Why is it that a person who works 14-hour days for 20 years, but inherits nothing, ends up paying more in tax and being poorer overall than someone who barely works, but whose parents happened to buy an old vicarage with an orchard in the south 40 years ago?

Here’s a quote from the (generally right-wing, and prone to long sentences) Statist magazine from 1962 which sums up the feeling then, and rather my feeling now:

“In an era when the government appears to find itself obliged to tax an individual’s current earnings so highly that it is difficult, if not impossible, for the industrious able and thrifty person to save a substantial amount of money for himself, it is very wrong that another person who may well be idle, stupid and spendthrift should be in a position to receive a fortune by gifts or inheritance virtually without paying tax at all.”

I know that Cameron’s suggestions will make sense to lots of readers, but to me – with my old-fashioned assumptions that we should be encouraging equality of opportunity and enterprise – they are utterly bemusing. So here’s what I think we should do. Let’s dump all the IHT thresholds and allowances and turn IHT into an income tax.

Instead of taxing the estate (the donor), let’s tax the recipients (the donees) such that everyone pays tax on anything they inherit (or is gifted in advance of a death) at their marginal income tax rate. So the guy who wakes up one morning with a cheque from the executors for £250,000, or £50,000, or £10,000 in his lap pays at least the same as a guy who makes £250,000 or £50,000 or £10,000 from his own efforts.

This would be simple in that it would mean that all inheritances could just be put down as income on everyone’s self assessment forms. The lawyers wouldn’t like it, but probate would suddenly be almost ridiculously easy. There would be fewer fees and less stress.

This new simplicity would chime nicely with the recent suggested change to the pension rules; in just a few sentences George Osborne cut swathes of pointless rules and complications.

Taxing inheritances in this way might also mean that people would spread their wealth more widely via their wills, taking in more heirs on basic rate tax and fewer on higher rate, perhaps. It would be harder to avoid; now the wealthy mostly avoid IHT with a variety of complicated strategies, trusts, exemptions and early gifts.

A good 50% of estates valued at over £1m pay no tax at the moment thanks to such chicanery. But changing the tax from being on what you get, instead of what you leave, would instantly remove all these possibilities.

Getting rid of every IHT loophole and making it an income tax will also raise significant revenue – bringing the take from about £3bn a year (about the same as insurance premium tax, about which we hear rather less squealing) to at least £10bn, leaving some scope for tax cuts elsewhere.

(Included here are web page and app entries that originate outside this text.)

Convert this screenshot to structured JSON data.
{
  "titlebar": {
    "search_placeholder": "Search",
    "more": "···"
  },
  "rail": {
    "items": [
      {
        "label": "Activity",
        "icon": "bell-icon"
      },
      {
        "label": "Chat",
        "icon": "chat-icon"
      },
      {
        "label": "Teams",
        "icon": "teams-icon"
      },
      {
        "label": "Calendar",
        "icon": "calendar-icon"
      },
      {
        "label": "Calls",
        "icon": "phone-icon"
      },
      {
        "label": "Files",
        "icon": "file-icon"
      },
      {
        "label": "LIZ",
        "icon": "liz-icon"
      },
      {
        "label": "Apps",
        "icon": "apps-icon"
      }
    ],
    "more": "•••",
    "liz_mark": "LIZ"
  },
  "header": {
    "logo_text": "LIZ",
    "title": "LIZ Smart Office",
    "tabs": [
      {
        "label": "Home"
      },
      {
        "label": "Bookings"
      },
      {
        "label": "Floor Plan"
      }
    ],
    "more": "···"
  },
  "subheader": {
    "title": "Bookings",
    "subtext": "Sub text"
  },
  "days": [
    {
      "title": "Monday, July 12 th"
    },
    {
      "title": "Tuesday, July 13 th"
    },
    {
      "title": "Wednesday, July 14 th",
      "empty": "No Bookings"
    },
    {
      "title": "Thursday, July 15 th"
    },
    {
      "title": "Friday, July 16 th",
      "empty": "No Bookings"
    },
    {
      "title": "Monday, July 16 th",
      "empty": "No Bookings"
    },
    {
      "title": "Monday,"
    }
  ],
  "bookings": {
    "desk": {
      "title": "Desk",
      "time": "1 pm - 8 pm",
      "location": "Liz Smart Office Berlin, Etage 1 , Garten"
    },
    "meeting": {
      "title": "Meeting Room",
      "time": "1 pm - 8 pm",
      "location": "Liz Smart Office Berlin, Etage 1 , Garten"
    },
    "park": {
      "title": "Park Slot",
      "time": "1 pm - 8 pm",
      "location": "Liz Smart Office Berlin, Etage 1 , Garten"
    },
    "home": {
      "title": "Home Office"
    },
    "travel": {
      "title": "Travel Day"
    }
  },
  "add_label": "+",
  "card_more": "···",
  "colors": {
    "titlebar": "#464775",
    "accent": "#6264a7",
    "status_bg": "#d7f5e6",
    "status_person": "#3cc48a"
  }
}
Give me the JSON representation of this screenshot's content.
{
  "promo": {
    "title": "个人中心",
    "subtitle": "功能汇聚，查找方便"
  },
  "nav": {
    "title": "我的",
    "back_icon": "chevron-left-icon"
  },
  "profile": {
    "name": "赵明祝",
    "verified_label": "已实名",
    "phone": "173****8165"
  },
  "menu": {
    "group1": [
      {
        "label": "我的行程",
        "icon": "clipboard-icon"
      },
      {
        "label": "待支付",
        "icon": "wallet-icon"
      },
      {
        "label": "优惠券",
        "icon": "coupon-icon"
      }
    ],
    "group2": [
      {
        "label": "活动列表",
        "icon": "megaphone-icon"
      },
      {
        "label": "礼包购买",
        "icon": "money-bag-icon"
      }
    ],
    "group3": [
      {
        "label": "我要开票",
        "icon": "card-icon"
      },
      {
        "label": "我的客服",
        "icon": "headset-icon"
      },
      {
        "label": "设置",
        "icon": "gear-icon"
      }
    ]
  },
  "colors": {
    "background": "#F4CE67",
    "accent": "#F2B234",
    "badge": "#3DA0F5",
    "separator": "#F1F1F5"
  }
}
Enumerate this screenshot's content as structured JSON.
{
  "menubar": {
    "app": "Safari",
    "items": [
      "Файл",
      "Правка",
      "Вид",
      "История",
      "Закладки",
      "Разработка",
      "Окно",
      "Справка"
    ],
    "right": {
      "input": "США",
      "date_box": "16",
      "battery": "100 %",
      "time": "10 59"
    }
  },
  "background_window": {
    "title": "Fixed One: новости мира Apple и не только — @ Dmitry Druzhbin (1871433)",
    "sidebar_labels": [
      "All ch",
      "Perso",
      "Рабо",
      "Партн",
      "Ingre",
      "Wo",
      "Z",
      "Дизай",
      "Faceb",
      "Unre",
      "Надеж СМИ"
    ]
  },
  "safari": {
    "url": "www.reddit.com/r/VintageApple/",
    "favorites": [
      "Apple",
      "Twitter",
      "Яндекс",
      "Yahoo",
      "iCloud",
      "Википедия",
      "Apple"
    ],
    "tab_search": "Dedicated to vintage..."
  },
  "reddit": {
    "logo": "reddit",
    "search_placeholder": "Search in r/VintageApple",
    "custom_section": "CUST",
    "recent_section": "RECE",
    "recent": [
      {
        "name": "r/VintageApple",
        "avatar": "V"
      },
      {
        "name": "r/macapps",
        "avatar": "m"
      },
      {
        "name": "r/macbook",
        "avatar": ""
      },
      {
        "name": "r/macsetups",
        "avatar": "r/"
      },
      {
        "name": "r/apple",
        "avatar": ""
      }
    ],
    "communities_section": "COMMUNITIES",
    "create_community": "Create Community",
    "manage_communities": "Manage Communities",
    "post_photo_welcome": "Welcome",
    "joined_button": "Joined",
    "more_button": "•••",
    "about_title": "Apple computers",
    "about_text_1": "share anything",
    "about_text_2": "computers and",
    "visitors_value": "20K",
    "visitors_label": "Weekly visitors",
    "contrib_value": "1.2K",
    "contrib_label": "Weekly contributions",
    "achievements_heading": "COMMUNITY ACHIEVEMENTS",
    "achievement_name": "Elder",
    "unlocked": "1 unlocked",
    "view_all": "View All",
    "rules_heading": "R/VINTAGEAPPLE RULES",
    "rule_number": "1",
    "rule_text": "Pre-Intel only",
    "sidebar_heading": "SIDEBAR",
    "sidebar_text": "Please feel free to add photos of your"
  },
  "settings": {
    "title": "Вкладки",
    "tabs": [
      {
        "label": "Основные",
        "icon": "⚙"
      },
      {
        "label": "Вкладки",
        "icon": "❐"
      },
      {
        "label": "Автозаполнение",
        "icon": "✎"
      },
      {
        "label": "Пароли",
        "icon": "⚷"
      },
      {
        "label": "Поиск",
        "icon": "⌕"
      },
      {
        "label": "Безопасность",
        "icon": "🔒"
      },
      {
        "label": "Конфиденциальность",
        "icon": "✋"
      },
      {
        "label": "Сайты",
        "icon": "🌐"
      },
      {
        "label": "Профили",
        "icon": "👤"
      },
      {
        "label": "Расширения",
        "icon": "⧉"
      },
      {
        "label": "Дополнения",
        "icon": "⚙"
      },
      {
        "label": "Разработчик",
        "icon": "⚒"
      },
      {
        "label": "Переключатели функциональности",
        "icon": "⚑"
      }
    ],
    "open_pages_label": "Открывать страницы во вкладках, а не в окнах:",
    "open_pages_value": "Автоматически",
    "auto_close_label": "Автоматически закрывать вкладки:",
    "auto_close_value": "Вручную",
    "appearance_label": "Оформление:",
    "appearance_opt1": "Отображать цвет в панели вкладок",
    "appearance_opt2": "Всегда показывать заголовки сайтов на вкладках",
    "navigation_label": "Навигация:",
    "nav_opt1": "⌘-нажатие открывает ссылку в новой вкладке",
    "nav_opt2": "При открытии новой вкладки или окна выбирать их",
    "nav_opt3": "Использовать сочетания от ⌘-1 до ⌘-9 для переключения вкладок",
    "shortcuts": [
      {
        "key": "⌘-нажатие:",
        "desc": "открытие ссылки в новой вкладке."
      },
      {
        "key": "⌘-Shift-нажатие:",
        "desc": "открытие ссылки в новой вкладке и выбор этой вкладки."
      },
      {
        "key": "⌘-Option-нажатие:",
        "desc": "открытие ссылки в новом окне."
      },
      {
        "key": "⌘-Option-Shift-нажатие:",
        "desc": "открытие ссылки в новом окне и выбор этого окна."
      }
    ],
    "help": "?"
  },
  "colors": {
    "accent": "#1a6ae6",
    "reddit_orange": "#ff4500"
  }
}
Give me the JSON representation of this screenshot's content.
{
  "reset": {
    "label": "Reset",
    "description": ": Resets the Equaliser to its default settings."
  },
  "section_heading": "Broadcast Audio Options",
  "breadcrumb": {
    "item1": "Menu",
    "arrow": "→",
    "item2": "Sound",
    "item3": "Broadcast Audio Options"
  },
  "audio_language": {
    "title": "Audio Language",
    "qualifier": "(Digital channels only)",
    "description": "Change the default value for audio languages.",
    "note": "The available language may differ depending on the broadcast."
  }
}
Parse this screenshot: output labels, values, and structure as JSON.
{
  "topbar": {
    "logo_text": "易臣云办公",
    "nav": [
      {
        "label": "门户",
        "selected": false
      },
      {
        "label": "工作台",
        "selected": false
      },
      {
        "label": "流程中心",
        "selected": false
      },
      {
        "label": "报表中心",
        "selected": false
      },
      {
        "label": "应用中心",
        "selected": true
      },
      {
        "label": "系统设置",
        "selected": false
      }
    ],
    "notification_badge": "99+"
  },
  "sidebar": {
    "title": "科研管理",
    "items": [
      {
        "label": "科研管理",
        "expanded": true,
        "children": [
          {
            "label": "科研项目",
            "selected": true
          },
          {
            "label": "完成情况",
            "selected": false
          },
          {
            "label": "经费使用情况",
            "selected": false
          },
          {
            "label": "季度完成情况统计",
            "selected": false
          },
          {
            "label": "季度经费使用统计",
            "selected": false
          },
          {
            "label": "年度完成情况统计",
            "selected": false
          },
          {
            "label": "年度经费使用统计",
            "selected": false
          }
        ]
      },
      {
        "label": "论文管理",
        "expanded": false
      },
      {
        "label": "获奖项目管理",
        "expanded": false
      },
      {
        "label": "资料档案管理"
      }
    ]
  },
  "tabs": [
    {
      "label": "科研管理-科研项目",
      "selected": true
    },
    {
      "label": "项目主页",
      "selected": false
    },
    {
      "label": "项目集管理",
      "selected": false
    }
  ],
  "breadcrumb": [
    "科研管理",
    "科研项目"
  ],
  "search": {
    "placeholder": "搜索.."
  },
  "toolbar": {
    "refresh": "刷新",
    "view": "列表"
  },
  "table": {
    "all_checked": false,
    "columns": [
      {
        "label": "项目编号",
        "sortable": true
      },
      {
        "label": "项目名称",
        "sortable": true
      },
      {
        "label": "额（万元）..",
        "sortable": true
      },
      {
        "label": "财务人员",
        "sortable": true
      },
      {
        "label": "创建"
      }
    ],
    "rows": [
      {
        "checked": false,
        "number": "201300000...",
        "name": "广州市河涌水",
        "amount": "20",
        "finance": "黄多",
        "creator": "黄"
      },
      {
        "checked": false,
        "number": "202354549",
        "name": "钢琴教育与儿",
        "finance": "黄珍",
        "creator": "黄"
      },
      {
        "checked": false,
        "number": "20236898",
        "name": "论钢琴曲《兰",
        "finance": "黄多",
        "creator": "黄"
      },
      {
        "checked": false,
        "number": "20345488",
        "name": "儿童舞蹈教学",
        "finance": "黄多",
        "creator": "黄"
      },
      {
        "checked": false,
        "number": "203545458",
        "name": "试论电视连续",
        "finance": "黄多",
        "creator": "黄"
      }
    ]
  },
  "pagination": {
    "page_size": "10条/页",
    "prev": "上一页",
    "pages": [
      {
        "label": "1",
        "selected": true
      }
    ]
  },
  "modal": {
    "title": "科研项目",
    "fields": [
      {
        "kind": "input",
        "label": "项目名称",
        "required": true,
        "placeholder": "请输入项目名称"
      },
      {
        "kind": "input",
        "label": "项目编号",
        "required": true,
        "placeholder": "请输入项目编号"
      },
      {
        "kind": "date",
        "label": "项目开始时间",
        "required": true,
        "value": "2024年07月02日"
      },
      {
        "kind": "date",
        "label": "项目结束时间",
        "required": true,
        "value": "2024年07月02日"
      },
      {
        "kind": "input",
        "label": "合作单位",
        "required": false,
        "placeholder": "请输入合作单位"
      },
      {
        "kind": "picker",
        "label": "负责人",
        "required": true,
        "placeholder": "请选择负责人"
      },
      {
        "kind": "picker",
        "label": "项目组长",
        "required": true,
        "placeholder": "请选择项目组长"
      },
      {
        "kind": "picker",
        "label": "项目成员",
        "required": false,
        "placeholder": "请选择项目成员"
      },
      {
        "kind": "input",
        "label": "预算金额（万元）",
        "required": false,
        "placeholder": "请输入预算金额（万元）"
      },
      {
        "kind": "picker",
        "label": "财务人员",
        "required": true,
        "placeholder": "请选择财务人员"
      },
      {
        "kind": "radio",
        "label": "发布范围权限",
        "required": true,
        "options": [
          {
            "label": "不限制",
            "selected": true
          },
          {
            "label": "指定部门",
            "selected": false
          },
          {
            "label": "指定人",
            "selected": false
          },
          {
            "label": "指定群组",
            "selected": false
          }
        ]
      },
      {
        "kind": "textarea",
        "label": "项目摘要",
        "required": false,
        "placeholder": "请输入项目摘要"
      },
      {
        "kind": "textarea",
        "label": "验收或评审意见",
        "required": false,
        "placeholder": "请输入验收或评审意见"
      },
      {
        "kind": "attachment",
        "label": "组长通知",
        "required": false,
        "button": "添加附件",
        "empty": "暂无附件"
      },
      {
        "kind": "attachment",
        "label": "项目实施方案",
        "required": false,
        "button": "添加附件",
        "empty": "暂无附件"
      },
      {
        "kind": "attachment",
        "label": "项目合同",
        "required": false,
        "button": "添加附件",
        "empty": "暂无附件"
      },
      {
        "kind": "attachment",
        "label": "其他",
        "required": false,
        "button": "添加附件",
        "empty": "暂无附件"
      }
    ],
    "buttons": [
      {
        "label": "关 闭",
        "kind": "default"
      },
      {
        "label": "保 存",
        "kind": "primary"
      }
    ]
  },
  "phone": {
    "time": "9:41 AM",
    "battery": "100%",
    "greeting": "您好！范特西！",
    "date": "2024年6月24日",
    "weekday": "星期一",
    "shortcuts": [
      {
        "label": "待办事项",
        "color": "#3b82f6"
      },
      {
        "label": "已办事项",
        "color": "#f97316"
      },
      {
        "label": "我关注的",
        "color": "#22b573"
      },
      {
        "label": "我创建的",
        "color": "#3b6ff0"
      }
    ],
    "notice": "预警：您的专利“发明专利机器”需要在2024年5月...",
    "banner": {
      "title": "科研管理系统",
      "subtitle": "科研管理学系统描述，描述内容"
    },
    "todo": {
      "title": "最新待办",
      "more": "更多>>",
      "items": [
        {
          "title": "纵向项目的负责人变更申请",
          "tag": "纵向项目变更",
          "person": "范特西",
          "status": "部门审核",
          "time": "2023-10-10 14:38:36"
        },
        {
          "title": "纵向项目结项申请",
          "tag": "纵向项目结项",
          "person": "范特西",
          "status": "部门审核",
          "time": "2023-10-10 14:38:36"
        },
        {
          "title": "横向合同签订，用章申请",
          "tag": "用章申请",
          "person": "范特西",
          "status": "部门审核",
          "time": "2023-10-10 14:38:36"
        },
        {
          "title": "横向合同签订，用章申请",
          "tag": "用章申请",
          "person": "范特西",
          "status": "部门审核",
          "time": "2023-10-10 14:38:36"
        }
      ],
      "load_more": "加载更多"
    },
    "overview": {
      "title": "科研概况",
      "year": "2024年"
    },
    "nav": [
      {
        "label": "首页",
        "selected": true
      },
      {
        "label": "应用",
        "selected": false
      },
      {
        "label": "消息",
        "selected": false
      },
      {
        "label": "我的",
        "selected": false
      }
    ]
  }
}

But most importantly, it would level the playing field slightly so that those who earn money aren’t actually paying a significantly higher rate of effective income tax compared to those who simply receive money.

I don’t know about you, but, while I’d like to pay less on any money my parents might leave me, I’d much rather pay less on the money I am working slightly too hard to make right now. I’d like to be allowed to keep more of my money than I am allowed to keep of my mother’s money.

Yes, in an ideal world we’d have a smaller state than we do now; the government wouldn’t need to raise £700bn a year to keep the show on the road; and absolutely all taxes would be significantly lower. But as long as that’s not the case we need to make choices about where the tax take comes from.

It seems to me that if we want to incentivise growth, enterprise and work, more of that tax needs to come more from unearned income and much less of it from earned income.

• I’m not the only person thinking along these lines. After this piece was first published several readers contacted me to say that think tank IFS has come to very similar conclusions. You can find their arguments here.

• This article was first published in the Financial Times.